In the chance that the production company/studio is ready to move forward, there are terms and conditions to consider. When negotiating, be wary of the rights you give. If you plan to write another book, make sure the contract you have with the production company/studio spells everything out. Otherwise, they may attempt to gain access to your future work which could conflict with your publishing rights.
After the contracts are signed, the next step is finding a screenwriter who will work magic on the book by adapting it to film. This can be a cumbersome process and in most cases the writer is not involved (unless the heavens opened and a beam of favor falls down). 🙂 In all seriousness, many literary agents do not advise their clients get involved. I imagine this is because the production company/studio has a vision, and the writer may derail this with input. Then again, a writer could get upset if certain things from their book are stricken or altered in a way almost unrecognizable. So to keep the peace, it may be best for the writer to take a backseat.
Once the production company/studio gives the green light and financial resources procured, it’s time to put more pieces of the puzzle together. This include the selection of talent (i.e. actors), finding or creating the set/props, ensuring appropriate permits are obtained, and so on. Now the cameras can roll.
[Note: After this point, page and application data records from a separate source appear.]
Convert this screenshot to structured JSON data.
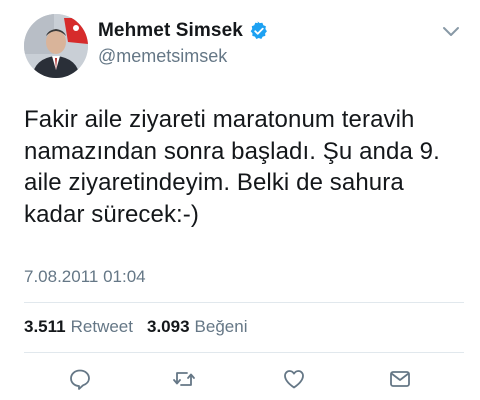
{
  "author": {
    "display_name": "Mehmet Simsek",
    "handle": "@memetsimsek",
    "verified": true,
    "verified_color": "#1da1f2"
  },
  "tweet": {
    "text": "Fakir aile ziyareti maratonum teravih\nnamazından sonra başladı. Şu anda 9.\naile ziyaretindeyim. Belki de sahura\nkadar sürecek:-)",
    "timestamp": "7.08.2011 01:04"
  },
  "stats": {
    "retweets_count": "3.511",
    "retweets_label": "Retweet",
    "likes_count": "3.093",
    "likes_label": "Beğeni"
  },
  "icons": {
    "reply": "reply-icon",
    "retweet": "retweet-icon",
    "like": "like-icon",
    "share": "share-icon",
    "caret": "chevron-down-icon"
  },
  "colors": {
    "text": "#14171a",
    "secondary": "#657786",
    "divider": "#e1e8ed"
  }
}
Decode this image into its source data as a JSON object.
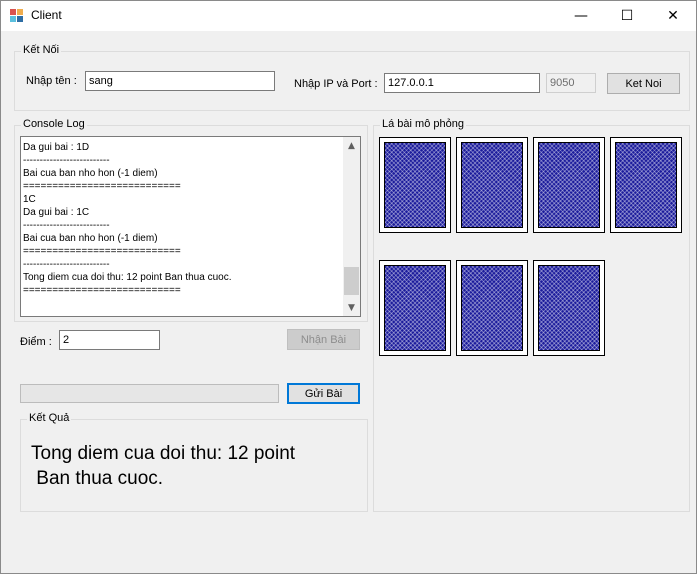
{
  "window": {
    "title": "Client",
    "controls": {
      "minimize": "—",
      "maximize": "☐",
      "close": "✕"
    }
  },
  "connection": {
    "group_label": "Kết Nối",
    "name_label": "Nhập tên :",
    "name_value": "sang",
    "ipport_label": "Nhập IP và Port :",
    "ip_value": "127.0.0.1",
    "port_value": "9050",
    "connect_button": "Ket Noi"
  },
  "console": {
    "group_label": "Console Log",
    "text": "Da gui bai : 1D\n--------------------------\nBai cua ban nho hon (-1 diem)\n===========================\n1C\nDa gui bai : 1C\n--------------------------\nBai cua ban nho hon (-1 diem)\n===========================\n--------------------------\nTong diem cua doi thu: 12 point Ban thua cuoc.\n==========================="
  },
  "score": {
    "label": "Điểm :",
    "value": "2",
    "draw_button": "Nhận Bài"
  },
  "send": {
    "input_value": "",
    "button": "Gửi Bài"
  },
  "result": {
    "group_label": "Kết Quả",
    "text": "Tong diem cua doi thu: 12 point\n Ban thua cuoc."
  },
  "cards": {
    "group_label": "Lá bài mô phỏng",
    "count": 7,
    "back_color": "#1c1c9c"
  },
  "colors": {
    "focus": "#0078d7",
    "window_bg": "#f0f0f0"
  }
}
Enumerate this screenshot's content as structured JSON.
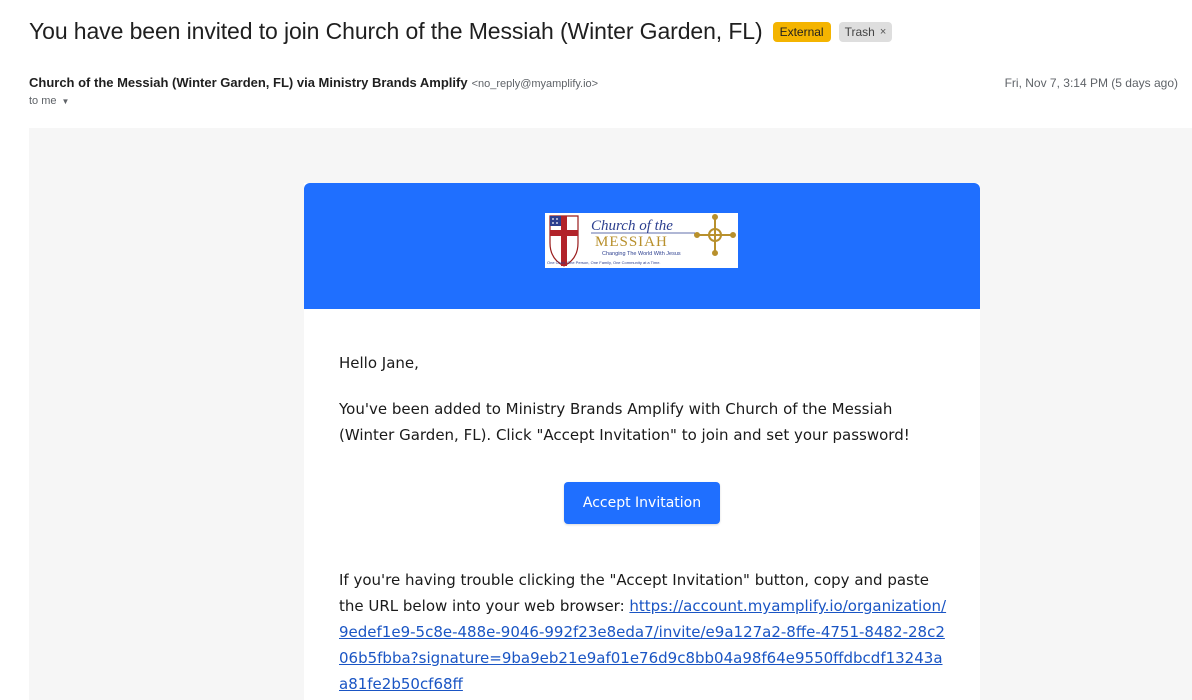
{
  "subject": {
    "title": "You have been invited to join Church of the Messiah (Winter Garden, FL)",
    "labels": {
      "external": "External",
      "trash": "Trash",
      "trash_close": "×"
    }
  },
  "sender": {
    "name": "Church of the Messiah (Winter Garden, FL) via Ministry Brands Amplify",
    "email": "<no_reply@myamplify.io>",
    "date": "Fri, Nov 7, 3:14 PM (5 days ago)",
    "to": "to me",
    "to_caret": "▼"
  },
  "email": {
    "banner_color": "#1f6fff",
    "logo": {
      "line1": "Church of the",
      "line2": "MESSIAH",
      "tagline": "Changing The World With Jesus",
      "subtagline": "One Child, One Person, One Family, One Community at a Time."
    },
    "greeting": "Hello Jane,",
    "body": "You've been added to Ministry Brands Amplify with Church of the Messiah (Winter Garden, FL). Click \"Accept Invitation\" to join and set your password!",
    "button_label": "Accept Invitation",
    "trouble_text": "If you're having trouble clicking the \"Accept Invitation\" button, copy and paste the URL below into your web browser: ",
    "url": "https://account.myamplify.io/organization/9edef1e9-5c8e-488e-9046-992f23e8eda7/invite/e9a127a2-8ffe-4751-8482-28c206b5fbba?signature=9ba9eb21e9af01e76d9c8bb04a98f64e9550ffdbcdf13243aa81fe2b50cf68ff"
  }
}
TO MOVIE OR NOT TO MOVIE, THAT IS THE QUESTION
With everything mentioned above and further research, it hasn’t deterred me from considering a book-to-movie deal. I feel more aware of what is needed should the opportunity arise, which is a good start. However, my focus is more on my writing and getting it on shelves. So for now, I’ll keep dreaming of the big screen.